[Data about app and page elements]
+++

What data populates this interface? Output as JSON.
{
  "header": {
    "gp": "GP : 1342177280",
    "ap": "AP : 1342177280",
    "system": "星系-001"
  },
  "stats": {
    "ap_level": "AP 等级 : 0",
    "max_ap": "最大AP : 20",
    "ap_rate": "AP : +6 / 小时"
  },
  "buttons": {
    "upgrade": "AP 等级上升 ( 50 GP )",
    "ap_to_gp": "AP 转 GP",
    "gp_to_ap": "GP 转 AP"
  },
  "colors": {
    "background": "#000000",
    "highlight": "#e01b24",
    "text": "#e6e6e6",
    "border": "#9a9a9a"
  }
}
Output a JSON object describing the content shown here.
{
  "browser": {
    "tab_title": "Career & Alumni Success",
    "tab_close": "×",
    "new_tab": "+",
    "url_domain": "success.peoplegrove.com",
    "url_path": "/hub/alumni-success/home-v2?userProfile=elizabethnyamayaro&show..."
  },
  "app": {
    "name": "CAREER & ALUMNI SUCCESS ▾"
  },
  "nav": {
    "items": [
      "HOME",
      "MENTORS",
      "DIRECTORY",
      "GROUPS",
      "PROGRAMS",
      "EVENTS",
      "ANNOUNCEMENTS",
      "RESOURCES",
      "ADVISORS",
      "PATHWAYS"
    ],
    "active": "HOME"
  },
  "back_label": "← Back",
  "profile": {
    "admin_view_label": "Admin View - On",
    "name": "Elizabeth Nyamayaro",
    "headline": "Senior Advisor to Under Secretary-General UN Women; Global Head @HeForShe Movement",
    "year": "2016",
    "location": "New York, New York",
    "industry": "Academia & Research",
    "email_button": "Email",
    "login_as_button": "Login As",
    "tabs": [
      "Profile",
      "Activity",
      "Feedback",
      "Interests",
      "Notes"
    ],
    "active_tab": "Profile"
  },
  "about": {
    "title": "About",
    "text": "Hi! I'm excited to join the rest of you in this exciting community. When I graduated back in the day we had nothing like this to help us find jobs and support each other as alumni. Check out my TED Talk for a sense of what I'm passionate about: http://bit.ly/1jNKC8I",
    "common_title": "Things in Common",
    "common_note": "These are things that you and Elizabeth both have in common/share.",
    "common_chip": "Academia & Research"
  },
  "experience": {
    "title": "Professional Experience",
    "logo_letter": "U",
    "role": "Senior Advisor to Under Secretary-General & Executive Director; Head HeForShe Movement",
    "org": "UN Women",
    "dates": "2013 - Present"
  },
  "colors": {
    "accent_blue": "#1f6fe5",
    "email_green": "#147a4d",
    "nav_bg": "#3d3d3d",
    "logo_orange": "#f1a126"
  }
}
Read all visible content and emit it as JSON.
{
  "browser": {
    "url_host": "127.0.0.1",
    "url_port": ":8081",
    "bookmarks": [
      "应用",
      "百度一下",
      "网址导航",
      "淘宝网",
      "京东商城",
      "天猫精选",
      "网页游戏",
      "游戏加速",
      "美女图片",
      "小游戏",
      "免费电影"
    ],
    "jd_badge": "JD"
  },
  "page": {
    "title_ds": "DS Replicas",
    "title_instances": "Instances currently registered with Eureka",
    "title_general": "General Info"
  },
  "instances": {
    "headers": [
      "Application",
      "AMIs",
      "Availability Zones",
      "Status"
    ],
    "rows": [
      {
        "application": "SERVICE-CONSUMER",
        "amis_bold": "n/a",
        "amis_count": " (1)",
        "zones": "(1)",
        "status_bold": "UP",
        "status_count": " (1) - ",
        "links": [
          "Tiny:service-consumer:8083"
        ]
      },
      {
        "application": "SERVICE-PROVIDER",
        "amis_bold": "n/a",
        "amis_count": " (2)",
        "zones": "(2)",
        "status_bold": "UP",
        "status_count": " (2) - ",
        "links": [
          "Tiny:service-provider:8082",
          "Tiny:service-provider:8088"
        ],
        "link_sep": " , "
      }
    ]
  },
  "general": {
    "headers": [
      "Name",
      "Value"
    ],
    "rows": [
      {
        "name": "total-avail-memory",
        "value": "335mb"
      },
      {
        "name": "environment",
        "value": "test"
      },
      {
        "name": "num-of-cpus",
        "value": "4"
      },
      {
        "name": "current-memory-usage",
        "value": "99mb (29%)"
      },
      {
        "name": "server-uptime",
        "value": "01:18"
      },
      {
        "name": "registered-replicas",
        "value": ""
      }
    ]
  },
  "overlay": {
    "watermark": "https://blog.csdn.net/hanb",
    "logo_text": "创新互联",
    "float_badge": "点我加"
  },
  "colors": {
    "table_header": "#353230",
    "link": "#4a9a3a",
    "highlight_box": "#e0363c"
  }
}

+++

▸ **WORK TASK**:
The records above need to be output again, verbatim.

▸ **TASK RESPONSE**:
What data populates this interface? Output as JSON.
{
  "header": {
    "gp": "GP : 1342177280",
    "ap": "AP : 1342177280",
    "system": "星系-001"
  },
  "stats": {
    "ap_level": "AP 等级 : 0",
    "max_ap": "最大AP : 20",
    "ap_rate": "AP : +6 / 小时"
  },
  "buttons": {
    "upgrade": "AP 等级上升 ( 50 GP )",
    "ap_to_gp": "AP 转 GP",
    "gp_to_ap": "GP 转 AP"
  },
  "colors": {
    "background": "#000000",
    "highlight": "#e01b24",
    "text": "#e6e6e6",
    "border": "#9a9a9a"
  }
}
Output a JSON object describing the content shown here.
{
  "browser": {
    "tab_title": "Career & Alumni Success",
    "tab_close": "×",
    "new_tab": "+",
    "url_domain": "success.peoplegrove.com",
    "url_path": "/hub/alumni-success/home-v2?userProfile=elizabethnyamayaro&show..."
  },
  "app": {
    "name": "CAREER & ALUMNI SUCCESS ▾"
  },
  "nav": {
    "items": [
      "HOME",
      "MENTORS",
      "DIRECTORY",
      "GROUPS",
      "PROGRAMS",
      "EVENTS",
      "ANNOUNCEMENTS",
      "RESOURCES",
      "ADVISORS",
      "PATHWAYS"
    ],
    "active": "HOME"
  },
  "back_label": "← Back",
  "profile": {
    "admin_view_label": "Admin View - On",
    "name": "Elizabeth Nyamayaro",
    "headline": "Senior Advisor to Under Secretary-General UN Women; Global Head @HeForShe Movement",
    "year": "2016",
    "location": "New York, New York",
    "industry": "Academia & Research",
    "email_button": "Email",
    "login_as_button": "Login As",
    "tabs": [
      "Profile",
      "Activity",
      "Feedback",
      "Interests",
      "Notes"
    ],
    "active_tab": "Profile"
  },
  "about": {
    "title": "About",
    "text": "Hi! I'm excited to join the rest of you in this exciting community. When I graduated back in the day we had nothing like this to help us find jobs and support each other as alumni. Check out my TED Talk for a sense of what I'm passionate about: http://bit.ly/1jNKC8I",
    "common_title": "Things in Common",
    "common_note": "These are things that you and Elizabeth both have in common/share.",
    "common_chip": "Academia & Research"
  },
  "experience": {
    "title": "Professional Experience",
    "logo_letter": "U",
    "role": "Senior Advisor to Under Secretary-General & Executive Director; Head HeForShe Movement",
    "org": "UN Women",
    "dates": "2013 - Present"
  },
  "colors": {
    "accent_blue": "#1f6fe5",
    "email_green": "#147a4d",
    "nav_bg": "#3d3d3d",
    "logo_orange": "#f1a126"
  }
}
Read all visible content and emit it as JSON.
{
  "browser": {
    "url_host": "127.0.0.1",
    "url_port": ":8081",
    "bookmarks": [
      "应用",
      "百度一下",
      "网址导航",
      "淘宝网",
      "京东商城",
      "天猫精选",
      "网页游戏",
      "游戏加速",
      "美女图片",
      "小游戏",
      "免费电影"
    ],
    "jd_badge": "JD"
  },
  "page": {
    "title_ds": "DS Replicas",
    "title_instances": "Instances currently registered with Eureka",
    "title_general": "General Info"
  },
  "instances": {
    "headers": [
      "Application",
      "AMIs",
      "Availability Zones",
      "Status"
    ],
    "rows": [
      {
        "application": "SERVICE-CONSUMER",
        "amis_bold": "n/a",
        "amis_count": " (1)",
        "zones": "(1)",
        "status_bold": "UP",
        "status_count": " (1) - ",
        "links": [
          "Tiny:service-consumer:8083"
        ]
      },
      {
        "application": "SERVICE-PROVIDER",
        "amis_bold": "n/a",
        "amis_count": " (2)",
        "zones": "(2)",
        "status_bold": "UP",
        "status_count": " (2) - ",
        "links": [
          "Tiny:service-provider:8082",
          "Tiny:service-provider:8088"
        ],
        "link_sep": " , "
      }
    ]
  },
  "general": {
    "headers": [
      "Name",
      "Value"
    ],
    "rows": [
      {
        "name": "total-avail-memory",
        "value": "335mb"
      },
      {
        "name": "environment",
        "value": "test"
      },
      {
        "name": "num-of-cpus",
        "value": "4"
      },
      {
        "name": "current-memory-usage",
        "value": "99mb (29%)"
      },
      {
        "name": "server-uptime",
        "value": "01:18"
      },
      {
        "name": "registered-replicas",
        "value": ""
      }
    ]
  },
  "overlay": {
    "watermark": "https://blog.csdn.net/hanb",
    "logo_text": "创新互联",
    "float_badge": "点我加"
  },
  "colors": {
    "table_header": "#353230",
    "link": "#4a9a3a",
    "highlight_box": "#e0363c"
  }
}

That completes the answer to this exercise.